> _Records drawn from a dataset_:

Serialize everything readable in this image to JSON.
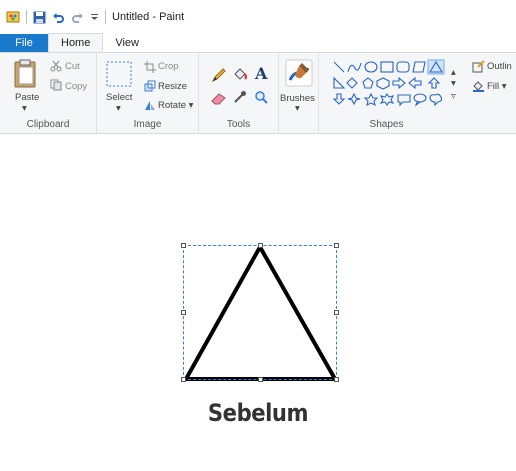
{
  "window": {
    "title": "Untitled - Paint"
  },
  "tabs": [
    {
      "label": "File"
    },
    {
      "label": "Home"
    },
    {
      "label": "View"
    }
  ],
  "clipboard": {
    "paste": "Paste",
    "cut": "Cut",
    "copy": "Copy",
    "group": "Clipboard"
  },
  "image": {
    "select": "Select",
    "crop": "Crop",
    "resize": "Resize",
    "rotate": "Rotate",
    "group": "Image"
  },
  "tools": {
    "group": "Tools",
    "text_glyph": "A"
  },
  "brushes": {
    "label": "Brushes"
  },
  "shapes": {
    "group": "Shapes",
    "outline": "Outlin",
    "fill": "Fill"
  },
  "canvas": {
    "caption": "Sebelum"
  },
  "colors": {
    "file_tab": "#1979ca",
    "ribbon_bg": "#f5f6f7",
    "selection": "#3b7ddd",
    "shape_stroke": "#000000"
  }
}
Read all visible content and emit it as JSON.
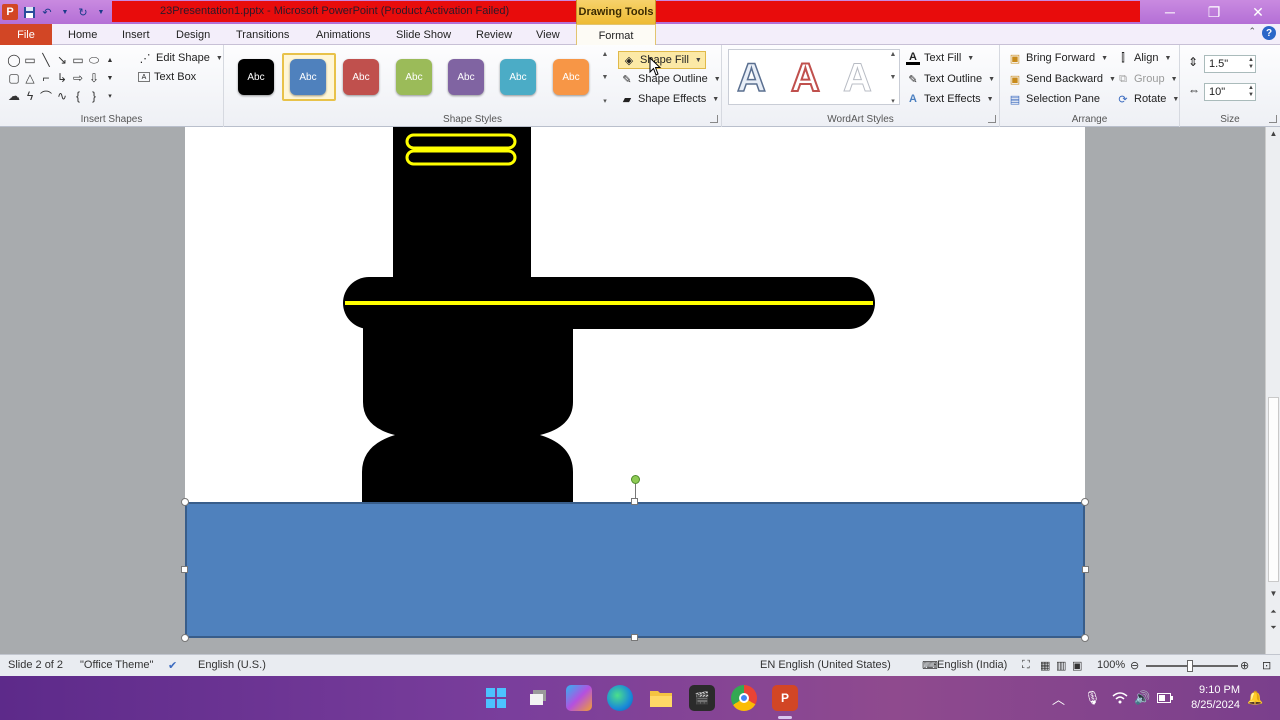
{
  "window": {
    "title": "23Presentation1.pptx  -  Microsoft PowerPoint (Product Activation Failed)",
    "context_tab_group": "Drawing Tools",
    "controls": {
      "minimize": "─",
      "restore": "❐",
      "close": "✕"
    }
  },
  "tabs": {
    "file": "File",
    "items": [
      "Home",
      "Insert",
      "Design",
      "Transitions",
      "Animations",
      "Slide Show",
      "Review",
      "View"
    ],
    "format": "Format"
  },
  "ribbon": {
    "insert_shapes": {
      "label": "Insert Shapes",
      "edit_shape": "Edit Shape",
      "text_box": "Text Box"
    },
    "shape_styles": {
      "label": "Shape Styles",
      "swatch_text": "Abc",
      "swatch_colors": [
        "#000000",
        "#4f81bd",
        "#c0504d",
        "#9bbb59",
        "#8064a2",
        "#4bacc6",
        "#f79646"
      ],
      "shape_fill": "Shape Fill",
      "shape_outline": "Shape Outline",
      "shape_effects": "Shape Effects"
    },
    "wordart": {
      "label": "WordArt Styles",
      "letter": "A",
      "text_fill": "Text Fill",
      "text_outline": "Text Outline",
      "text_effects": "Text Effects"
    },
    "arrange": {
      "label": "Arrange",
      "bring_forward": "Bring Forward",
      "send_backward": "Send Backward",
      "selection_pane": "Selection Pane",
      "align": "Align",
      "group": "Group",
      "rotate": "Rotate"
    },
    "size": {
      "label": "Size",
      "height": "1.5\"",
      "width": "10\""
    }
  },
  "status": {
    "slide": "Slide 2 of 2",
    "theme": "\"Office Theme\"",
    "language": "English (U.S.)",
    "input_lang": "EN English (United States)",
    "keyboard": "English (India)",
    "zoom": "100%"
  },
  "taskbar": {
    "time": "9:10 PM",
    "date": "8/25/2024"
  },
  "colors": {
    "selected_fill": "#4f81bd",
    "shape_black": "#000000",
    "stripe_yellow": "#ffff00"
  }
}
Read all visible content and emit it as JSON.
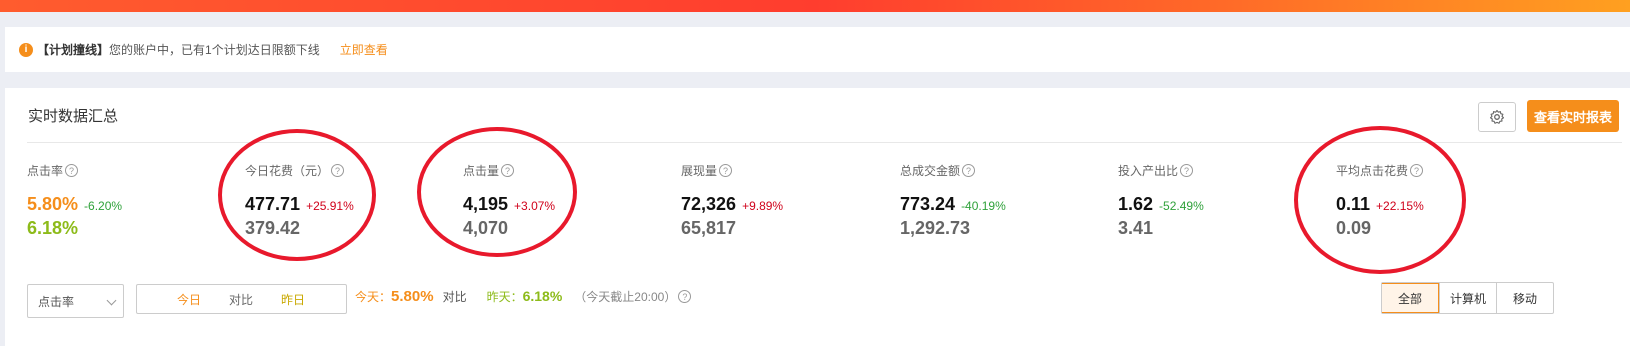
{
  "notice": {
    "tag": "【计划撞线】",
    "text": "您的账户中，已有1个计划达日限额下线",
    "link": "立即查看"
  },
  "panel": {
    "title": "实时数据汇总",
    "report_button": "查看实时报表"
  },
  "metrics": [
    {
      "label": "点击率",
      "today": "5.80%",
      "change": "-6.20%",
      "yesterday": "6.18%"
    },
    {
      "label": "今日花费（元）",
      "today": "477.71",
      "change": "+25.91%",
      "yesterday": "379.42"
    },
    {
      "label": "点击量",
      "today": "4,195",
      "change": "+3.07%",
      "yesterday": "4,070"
    },
    {
      "label": "展现量",
      "today": "72,326",
      "change": "+9.89%",
      "yesterday": "65,817"
    },
    {
      "label": "总成交金额",
      "today": "773.24",
      "change": "-40.19%",
      "yesterday": "1,292.73"
    },
    {
      "label": "投入产出比",
      "today": "1.62",
      "change": "-52.49%",
      "yesterday": "3.41"
    },
    {
      "label": "平均点击花费",
      "today": "0.11",
      "change": "+22.15%",
      "yesterday": "0.09"
    }
  ],
  "chart_controls": {
    "metric_select": "点击率",
    "segments": {
      "today": "今日",
      "vs": "对比",
      "yesterday": "昨日"
    },
    "legend": {
      "today_label": "今天：",
      "today_value": "5.80%",
      "vs": "对比",
      "yesterday_label": "昨天：",
      "yesterday_value": "6.18%",
      "note": "（今天截止20:00）"
    },
    "device_tabs": [
      "全部",
      "计算机",
      "移动"
    ]
  }
}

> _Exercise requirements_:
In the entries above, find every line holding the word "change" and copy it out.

> _Solved problem_:
      "change": "-6.20%",
      "change": "+25.91%",
      "change": "+3.07%",
      "change": "+9.89%",
      "change": "-40.19%",
      "change": "-52.49%",
      "change": "+22.15%",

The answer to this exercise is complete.